Although we spent roughly an hour and a half at this location, much transpired, including sharing the food we had brought for the children, interacting with the teacher and staff, and being in this pristine environment far from bustling civilization.
After our time with the children, our pilgrimage group proceeded from the daycare center to an old temple in a remote area. There, we conducted a special puja, an ancient ritual to Shiva that goes back thousands of years. It took a while to assemble all of the ingredients. Then, we chanted mantras inside the temple hall while the preparations involving the priests, Asha, and our staff were underway.
During the actual ritual, Russill chanted the powerful Rudram Prasna from the Yajur Veda. At the same time, a team of priests conducted the ceremony of pouring milk upon the revered Shiva lingam along with many other criteria particular to the Shaiva Agama tradition. Each of us in the group participated actively in this ancient ritual. These experiences remove layers of old karmic deposits within us and are one of the reasons we feel spiritually lighter when we return from pilgrimage.
Rituals like this are calibrated to be timed a certain way. And, of course, we prepare for such pujas that involve procuring many ingredients. The result is a discernible effect on the soul, which cannot be described.
After the ritual, we walked with deep devotion around the temple, visiting the saints of the Shaiva tradition and various other shrines. A poignant silence punctuated our solemn procession, for we were far from cars, buses, and the sounds of stores and markets. We were the only ones in this old temple, far from the beaten path, in an ancient dwelling place of Shiva, known only to the indigenous population. This was just the first half of our day.
And we also know how to have wholesome fun. Oh yes! Laughter and light-heartedness are very much part of the package, along with celebrations, birthdays included :)

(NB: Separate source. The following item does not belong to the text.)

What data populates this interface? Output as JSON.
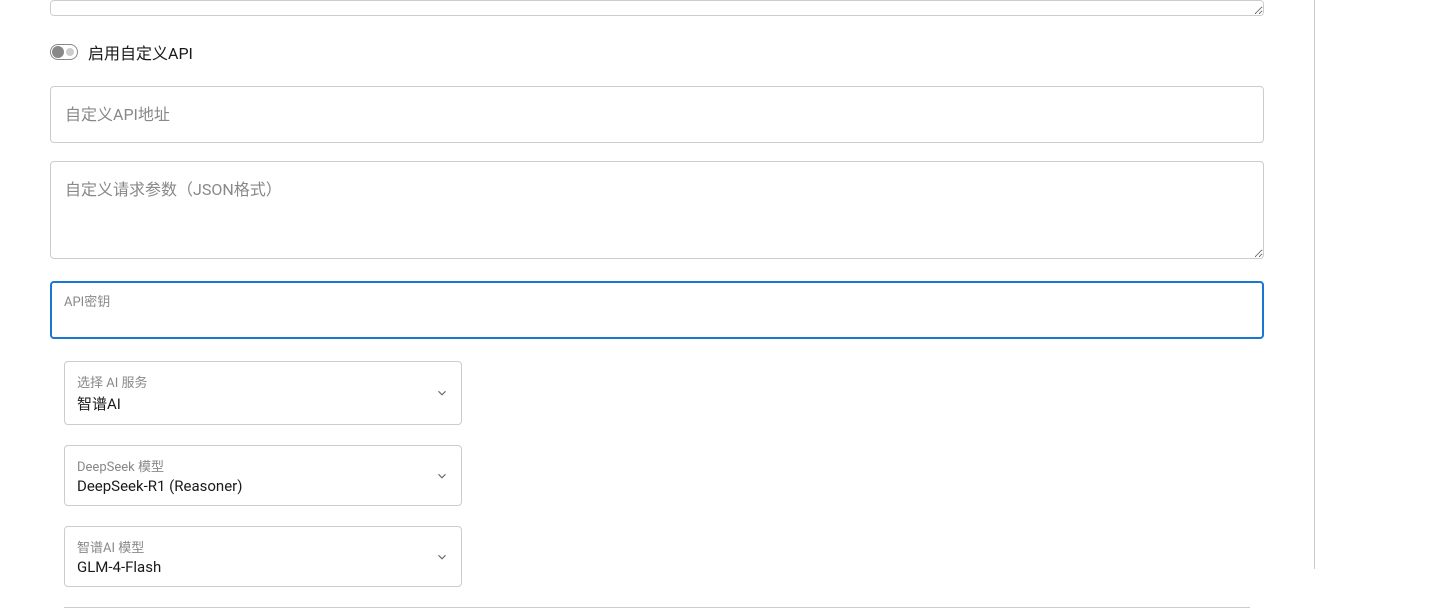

Children in India spark an immense delight in us and are so open when meeting folks different from them. Witnessing these encounters first-hand is remarkable, for the tiny Indian children starkly contrast the average Westerner's height and build. Yet, there a profound and palpable connection transpires.